YOUR INSTRUCTIONS: Find all lines with the word "management" in the material, then copy them.

SUPPLIED RECORDS:
____
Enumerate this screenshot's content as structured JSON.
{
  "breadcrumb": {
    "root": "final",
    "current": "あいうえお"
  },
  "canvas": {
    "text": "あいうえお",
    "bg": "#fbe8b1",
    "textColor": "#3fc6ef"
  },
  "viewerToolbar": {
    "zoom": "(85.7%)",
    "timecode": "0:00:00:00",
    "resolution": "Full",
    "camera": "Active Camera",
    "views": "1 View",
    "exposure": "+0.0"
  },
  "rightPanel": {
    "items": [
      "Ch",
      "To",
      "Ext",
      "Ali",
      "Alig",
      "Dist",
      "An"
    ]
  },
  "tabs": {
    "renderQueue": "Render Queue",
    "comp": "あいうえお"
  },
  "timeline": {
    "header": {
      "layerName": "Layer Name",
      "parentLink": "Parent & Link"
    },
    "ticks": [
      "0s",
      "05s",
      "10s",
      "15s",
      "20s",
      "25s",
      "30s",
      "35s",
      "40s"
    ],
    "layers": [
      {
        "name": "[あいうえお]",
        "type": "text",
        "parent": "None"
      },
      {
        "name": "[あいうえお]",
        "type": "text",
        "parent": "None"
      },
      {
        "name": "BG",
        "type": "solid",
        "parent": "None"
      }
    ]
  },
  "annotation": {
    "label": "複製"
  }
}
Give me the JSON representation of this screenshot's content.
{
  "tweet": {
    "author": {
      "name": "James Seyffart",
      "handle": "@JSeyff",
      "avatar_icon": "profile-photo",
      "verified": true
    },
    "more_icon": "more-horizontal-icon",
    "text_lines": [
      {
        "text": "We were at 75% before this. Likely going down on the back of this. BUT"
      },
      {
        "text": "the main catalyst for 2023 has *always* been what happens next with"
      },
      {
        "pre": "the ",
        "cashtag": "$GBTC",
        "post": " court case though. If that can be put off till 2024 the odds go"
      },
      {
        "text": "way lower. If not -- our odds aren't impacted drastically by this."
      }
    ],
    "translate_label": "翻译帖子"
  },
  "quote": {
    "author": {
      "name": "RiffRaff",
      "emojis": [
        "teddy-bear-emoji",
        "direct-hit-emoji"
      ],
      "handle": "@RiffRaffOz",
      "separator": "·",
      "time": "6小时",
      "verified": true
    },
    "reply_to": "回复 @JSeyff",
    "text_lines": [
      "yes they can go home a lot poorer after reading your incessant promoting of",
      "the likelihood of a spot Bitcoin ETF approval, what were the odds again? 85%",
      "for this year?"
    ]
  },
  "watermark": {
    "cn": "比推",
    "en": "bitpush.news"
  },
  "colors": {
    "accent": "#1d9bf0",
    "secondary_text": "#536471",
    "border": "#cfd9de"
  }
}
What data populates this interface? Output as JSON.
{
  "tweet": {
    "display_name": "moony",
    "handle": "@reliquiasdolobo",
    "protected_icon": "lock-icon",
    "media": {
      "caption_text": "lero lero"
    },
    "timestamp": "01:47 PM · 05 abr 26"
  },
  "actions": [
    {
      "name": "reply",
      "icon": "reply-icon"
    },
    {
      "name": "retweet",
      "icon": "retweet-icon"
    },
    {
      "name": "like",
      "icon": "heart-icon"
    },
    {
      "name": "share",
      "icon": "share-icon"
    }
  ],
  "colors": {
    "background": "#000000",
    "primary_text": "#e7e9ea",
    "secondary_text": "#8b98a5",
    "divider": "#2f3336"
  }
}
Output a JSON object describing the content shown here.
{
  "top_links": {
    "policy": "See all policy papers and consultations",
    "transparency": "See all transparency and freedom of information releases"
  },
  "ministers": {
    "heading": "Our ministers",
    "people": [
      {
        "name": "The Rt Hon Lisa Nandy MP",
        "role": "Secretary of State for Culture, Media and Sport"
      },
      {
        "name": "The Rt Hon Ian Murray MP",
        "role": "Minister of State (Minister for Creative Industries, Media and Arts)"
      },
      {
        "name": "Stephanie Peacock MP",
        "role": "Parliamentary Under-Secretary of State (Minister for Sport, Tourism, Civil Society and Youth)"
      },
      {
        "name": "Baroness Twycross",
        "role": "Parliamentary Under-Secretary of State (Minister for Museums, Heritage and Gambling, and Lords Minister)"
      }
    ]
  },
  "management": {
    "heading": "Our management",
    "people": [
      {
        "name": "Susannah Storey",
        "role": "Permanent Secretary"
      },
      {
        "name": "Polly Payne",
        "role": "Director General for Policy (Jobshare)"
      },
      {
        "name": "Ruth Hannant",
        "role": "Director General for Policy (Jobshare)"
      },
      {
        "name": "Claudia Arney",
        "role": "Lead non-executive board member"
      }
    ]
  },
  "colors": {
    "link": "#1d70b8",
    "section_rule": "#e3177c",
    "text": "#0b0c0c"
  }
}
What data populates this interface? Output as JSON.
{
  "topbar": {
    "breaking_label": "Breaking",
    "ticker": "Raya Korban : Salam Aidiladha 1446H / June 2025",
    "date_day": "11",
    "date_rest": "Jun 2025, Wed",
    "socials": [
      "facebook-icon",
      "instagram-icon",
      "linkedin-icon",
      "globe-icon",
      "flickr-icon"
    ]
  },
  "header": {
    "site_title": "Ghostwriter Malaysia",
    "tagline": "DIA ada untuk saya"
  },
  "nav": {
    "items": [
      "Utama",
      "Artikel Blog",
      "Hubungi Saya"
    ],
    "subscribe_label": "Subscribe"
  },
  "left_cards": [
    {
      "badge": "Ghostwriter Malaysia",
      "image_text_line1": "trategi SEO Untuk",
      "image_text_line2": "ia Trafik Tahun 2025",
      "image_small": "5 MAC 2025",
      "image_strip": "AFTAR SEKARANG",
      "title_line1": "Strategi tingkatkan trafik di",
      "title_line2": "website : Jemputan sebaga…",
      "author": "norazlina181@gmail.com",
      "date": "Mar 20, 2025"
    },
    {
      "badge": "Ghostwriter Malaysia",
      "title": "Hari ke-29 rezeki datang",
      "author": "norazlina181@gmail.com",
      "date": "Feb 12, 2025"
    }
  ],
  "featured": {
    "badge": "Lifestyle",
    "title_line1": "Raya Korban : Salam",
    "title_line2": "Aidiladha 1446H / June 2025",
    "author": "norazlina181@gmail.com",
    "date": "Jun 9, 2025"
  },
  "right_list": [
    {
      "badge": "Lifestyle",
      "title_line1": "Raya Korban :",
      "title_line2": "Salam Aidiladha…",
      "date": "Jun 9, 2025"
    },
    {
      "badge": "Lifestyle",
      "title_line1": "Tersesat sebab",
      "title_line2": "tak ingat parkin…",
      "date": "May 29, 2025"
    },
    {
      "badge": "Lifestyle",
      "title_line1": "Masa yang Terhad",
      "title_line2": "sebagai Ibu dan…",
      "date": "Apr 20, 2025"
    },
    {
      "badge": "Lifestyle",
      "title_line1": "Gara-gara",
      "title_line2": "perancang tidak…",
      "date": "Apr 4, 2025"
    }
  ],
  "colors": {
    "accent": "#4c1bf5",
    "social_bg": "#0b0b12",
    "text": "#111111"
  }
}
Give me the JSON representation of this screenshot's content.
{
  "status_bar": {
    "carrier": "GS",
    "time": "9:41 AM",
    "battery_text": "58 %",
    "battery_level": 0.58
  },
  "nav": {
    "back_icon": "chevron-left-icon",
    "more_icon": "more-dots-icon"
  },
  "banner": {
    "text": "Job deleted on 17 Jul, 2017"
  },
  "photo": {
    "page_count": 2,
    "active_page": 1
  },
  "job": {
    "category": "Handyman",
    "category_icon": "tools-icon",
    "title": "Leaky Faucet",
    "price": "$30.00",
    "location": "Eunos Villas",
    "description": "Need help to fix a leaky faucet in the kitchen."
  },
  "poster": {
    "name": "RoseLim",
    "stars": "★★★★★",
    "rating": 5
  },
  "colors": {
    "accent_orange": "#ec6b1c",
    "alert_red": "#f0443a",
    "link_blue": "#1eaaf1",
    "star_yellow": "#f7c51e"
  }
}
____
RESPONSE TO THE EXERCISE:
  "management": {
    "heading": "Our management",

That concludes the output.